Finding Relief from Guillain-Barré Syndrome

Guillain Barre Theray - Outpatient RehabilitationWhen talking with Terry Schooley, it doesn’t take long to realize she’s had an interesting life. As a young teacher expecting her first child, she challenged and won the legal right to teach beyond the first six months of pregnancy. For decades, she devoted herself to the work of children’s issues, including a 17-year stint as a member of the Delaware House of Representatives. She also recently accompanied her husband, a retired Presbyterian minister, on a six-month trip to Paris where he works at The American Church.

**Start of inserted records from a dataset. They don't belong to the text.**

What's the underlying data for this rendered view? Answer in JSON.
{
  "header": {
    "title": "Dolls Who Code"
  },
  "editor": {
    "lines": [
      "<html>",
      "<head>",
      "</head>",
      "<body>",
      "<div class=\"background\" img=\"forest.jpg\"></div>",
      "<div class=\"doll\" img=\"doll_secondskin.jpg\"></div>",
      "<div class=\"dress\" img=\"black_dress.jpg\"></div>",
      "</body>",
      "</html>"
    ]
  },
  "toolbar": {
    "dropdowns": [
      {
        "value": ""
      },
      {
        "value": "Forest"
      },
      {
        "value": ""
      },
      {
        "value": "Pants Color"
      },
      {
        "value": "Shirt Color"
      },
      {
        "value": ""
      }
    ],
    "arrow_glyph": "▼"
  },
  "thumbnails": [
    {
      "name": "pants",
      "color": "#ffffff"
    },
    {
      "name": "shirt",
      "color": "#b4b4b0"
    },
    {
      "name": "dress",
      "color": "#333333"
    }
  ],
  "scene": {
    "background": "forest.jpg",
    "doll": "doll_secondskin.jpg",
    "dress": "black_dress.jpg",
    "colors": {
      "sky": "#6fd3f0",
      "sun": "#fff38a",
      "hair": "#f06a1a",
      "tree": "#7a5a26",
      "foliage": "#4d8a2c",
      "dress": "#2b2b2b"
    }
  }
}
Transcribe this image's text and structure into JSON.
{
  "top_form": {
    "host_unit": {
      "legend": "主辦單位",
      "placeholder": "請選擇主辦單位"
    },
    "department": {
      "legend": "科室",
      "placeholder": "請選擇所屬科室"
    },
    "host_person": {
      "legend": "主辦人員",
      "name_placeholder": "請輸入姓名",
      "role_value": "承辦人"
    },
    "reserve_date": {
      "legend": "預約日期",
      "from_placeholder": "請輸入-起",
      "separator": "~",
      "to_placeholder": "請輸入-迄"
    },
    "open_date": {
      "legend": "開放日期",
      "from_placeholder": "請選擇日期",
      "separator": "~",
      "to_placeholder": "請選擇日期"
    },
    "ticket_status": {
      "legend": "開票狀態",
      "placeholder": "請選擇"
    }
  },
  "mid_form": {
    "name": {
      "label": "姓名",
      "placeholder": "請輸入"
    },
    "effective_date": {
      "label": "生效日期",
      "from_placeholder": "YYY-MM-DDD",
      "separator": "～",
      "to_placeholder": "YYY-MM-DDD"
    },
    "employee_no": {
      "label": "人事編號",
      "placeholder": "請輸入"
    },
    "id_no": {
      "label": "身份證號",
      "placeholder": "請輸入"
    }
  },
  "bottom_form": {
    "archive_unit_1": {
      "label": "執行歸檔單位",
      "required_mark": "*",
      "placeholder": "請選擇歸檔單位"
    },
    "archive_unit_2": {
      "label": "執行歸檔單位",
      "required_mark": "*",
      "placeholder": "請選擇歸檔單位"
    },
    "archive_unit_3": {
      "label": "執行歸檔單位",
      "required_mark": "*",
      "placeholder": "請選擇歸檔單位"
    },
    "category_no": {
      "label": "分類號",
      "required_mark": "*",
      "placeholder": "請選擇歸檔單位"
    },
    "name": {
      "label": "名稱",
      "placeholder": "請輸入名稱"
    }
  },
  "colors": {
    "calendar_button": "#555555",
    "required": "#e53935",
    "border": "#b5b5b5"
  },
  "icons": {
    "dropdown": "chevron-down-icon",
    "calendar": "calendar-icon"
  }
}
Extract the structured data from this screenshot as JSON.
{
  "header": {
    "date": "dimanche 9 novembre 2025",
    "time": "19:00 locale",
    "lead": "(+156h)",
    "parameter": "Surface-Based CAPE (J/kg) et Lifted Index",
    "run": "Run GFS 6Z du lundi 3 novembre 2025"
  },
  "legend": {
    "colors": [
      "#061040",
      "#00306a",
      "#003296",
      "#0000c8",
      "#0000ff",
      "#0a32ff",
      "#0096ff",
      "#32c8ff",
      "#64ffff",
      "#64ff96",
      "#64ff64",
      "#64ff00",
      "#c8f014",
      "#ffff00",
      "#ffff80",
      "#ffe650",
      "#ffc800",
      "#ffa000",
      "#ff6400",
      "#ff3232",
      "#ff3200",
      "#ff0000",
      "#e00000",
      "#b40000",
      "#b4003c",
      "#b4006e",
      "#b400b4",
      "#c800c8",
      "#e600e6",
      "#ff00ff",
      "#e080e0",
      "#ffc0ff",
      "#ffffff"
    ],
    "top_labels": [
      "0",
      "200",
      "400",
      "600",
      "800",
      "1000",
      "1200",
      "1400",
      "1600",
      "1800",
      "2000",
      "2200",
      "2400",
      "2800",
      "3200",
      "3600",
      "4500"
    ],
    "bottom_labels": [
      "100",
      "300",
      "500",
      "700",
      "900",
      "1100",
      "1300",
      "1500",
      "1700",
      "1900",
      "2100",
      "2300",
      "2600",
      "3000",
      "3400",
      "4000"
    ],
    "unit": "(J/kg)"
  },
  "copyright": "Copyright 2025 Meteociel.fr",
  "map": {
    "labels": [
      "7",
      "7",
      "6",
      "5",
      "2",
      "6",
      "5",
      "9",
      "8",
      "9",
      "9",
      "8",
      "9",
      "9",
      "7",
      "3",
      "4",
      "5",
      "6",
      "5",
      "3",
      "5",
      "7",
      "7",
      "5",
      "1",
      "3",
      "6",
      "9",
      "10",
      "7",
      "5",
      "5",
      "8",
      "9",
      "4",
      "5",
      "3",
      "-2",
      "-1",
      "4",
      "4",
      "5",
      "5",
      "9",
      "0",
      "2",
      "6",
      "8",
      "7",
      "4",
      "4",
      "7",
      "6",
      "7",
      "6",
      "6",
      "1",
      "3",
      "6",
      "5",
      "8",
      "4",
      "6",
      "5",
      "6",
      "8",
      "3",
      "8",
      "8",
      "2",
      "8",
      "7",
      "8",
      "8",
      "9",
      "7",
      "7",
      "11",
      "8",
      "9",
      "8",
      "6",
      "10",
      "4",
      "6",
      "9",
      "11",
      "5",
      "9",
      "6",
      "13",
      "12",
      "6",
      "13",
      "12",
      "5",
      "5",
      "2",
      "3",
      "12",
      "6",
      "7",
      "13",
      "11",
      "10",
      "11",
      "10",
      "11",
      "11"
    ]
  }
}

In the spring of 2013, her life took a frightening turn. Terry began to have numbness in her hands and then her feet. Having just moved to North Carolina, she didn’t have a primary care doctor who knew her and the first doctors she saw weren’t able to correctly identify the cause of the numbness. Her numbness got worse and she began to have trouble walking. Her condition progressed to the point where her numbness was total and she needed a walker to get around. She couldn’t even brush her teeth.

In April 2013, Terry saw Dr. Yijun Yan at Guilford Neurologic Associates. It was clear to Dr. Yan that the condition she had was Guillain-Barré syndrome, a neurologic condition that affects nerve conduction, including sensation – explaining Terry’s numbness – and motor control. Dr. Yan treated Terry with plasmaphoresis, in which a part of Terry’s blood plasma was essentially removed and replaced. After five of these treatments, she began to improve and could walk unassisted again.

When Terry saw Dr. Yan for follow-up, she was asked to perform tasks like walking on her toes, on her heels and heel to toe. The results of those tests prompted a referral to physical therapy.

Therapy for Guillain Barre SyndromeTerry was referred to Robin Waldron, physical therapist at Cone Health Outpatient Neurorehabilitation Center. Robin was able to test Terry on the Balance Master, a machine that helps identify how much of a patient’s balance problems are due to issues with their vestibular, sensory and visual systems – all of which work well in people with normal balance. Terry was pleased with how much of a difference this testing made in the approach Robin took to her physical therapy. Robin could address exactly where Terry’s problems lay.

Robin was also a big help to Terry in the creative way she assigned homework exercises. She had Terry do things around the house like play with her grandkids, make meatloaf and pretend she was washing walls, instead of just going through a list of exercises.

Perhaps the most significant way that Robin helped Terry was a verbal one. Terry says she was very grateful to have Robin “explain what was wrong with my nervous system.” Robin could also describe the kind of course her recovery was likely to take. In addition, Terry was encouraged by Robin during her appointments because Robin could point out how much progress she had made. Those living with recovery sometimes have difficulty measuring the extent of their own progress. Terry is now back to enjoying her favorite activities, such as enjoying the sights in Paris.